Collage (From the French: coller, to glue, French pronunciation: ?[k?.la]) is a technique of art production, primarily used in the visual arts, where the artwork is made from an assemblage of different forms, thus creating a new whole. A collage may sometimes include newspaper clippings, ribbons, bits of colored or handmade papers, portions of other artwork or texts, photographs and other found objects, glued to a piece of paper or canvas. The origins of collage can be traced back hundreds of years, but this technique made a dramatic reappearance in the early 20th century as an art form of novelty. The term collage derives from the French "coller" meaning "glue". This term was coined by both Georges Braque and Pablo Picasso in the beginning of the 20th century when collage became a distinctive part of modern art. Found object originates from the French objet trouve, describing art created from undisguised, but often modified, objects or products that are not normally considered art, often because they already have a non-art function. Pablo Picasso first publicly utilized the idea when he pasted a printed image of chair caning onto his painting titled Still Life with Chair Caning (1912). Marcel Duchamp perfected the concept when he made a series of ready-mades - completely unaltered everyday objects selected by Duchamp and designated as art - several years later. The most famous example is Fountain (1917), a standard urinal purchased from a hardware store and displayed on a pedestal, resting on its side. In its strictest sense art term "ready-made" is applied exclusively to works produced by Marcel Duchamp, who borrowed the term from the c

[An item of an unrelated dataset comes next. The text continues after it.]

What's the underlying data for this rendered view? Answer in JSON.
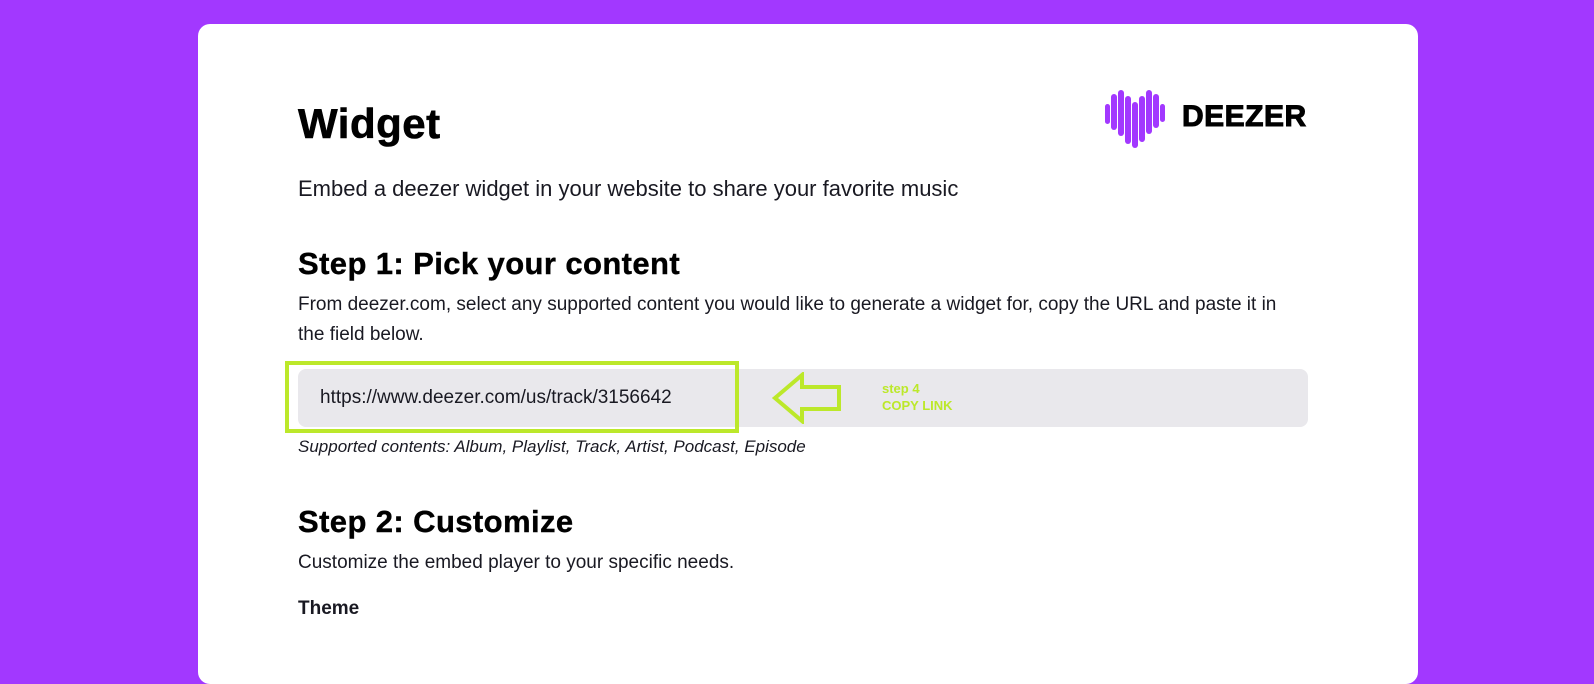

othing industry while living in New York, and especially to works dating from 1913 to 1921. Found objects derive their identity as art from the designation placed upon them by the artist and the social history that comes with the object, either its anonymous wear and tear (as in collages of Kurt Schwitters) or its recognizability as a consumer icon (as in the sculptures of Haim Steinbach). The context into which it is placed (e.g. a gallery or museum) is also a highly relevant factor. The idea of dignifying commonplace objects in this way was originally a shocking challenge to the accepted distinction between what was considered art as opposed to not art. Although it may now be accepted in the art world as a viable practice, it continues to arouse questioning, as with the Tate Gallery's Turner Prize exhibition of Tracey Emin's My Bed, which consisted literally of her unmade and disheveled bed. In this sense the artist gives the audience time and a stage to contemplate an object. Appreciation of found art in this way can prompt philosophical reflection in the observer. Found objects, however, has to have the artist's input, at the very least an idea about it, i.e. the artist's designation of the object as art, which is nearly always reinforced with a title. There is usually some degree of modification of the found object, although not always to the extent that it cannot be recognized, as is the case with readymades. Recent critical theory, however, would argue that the mere designation and relocation of any object, readymades included, constitutes a modification of the object because it changes our perception of its utility, its lifespan, or its status.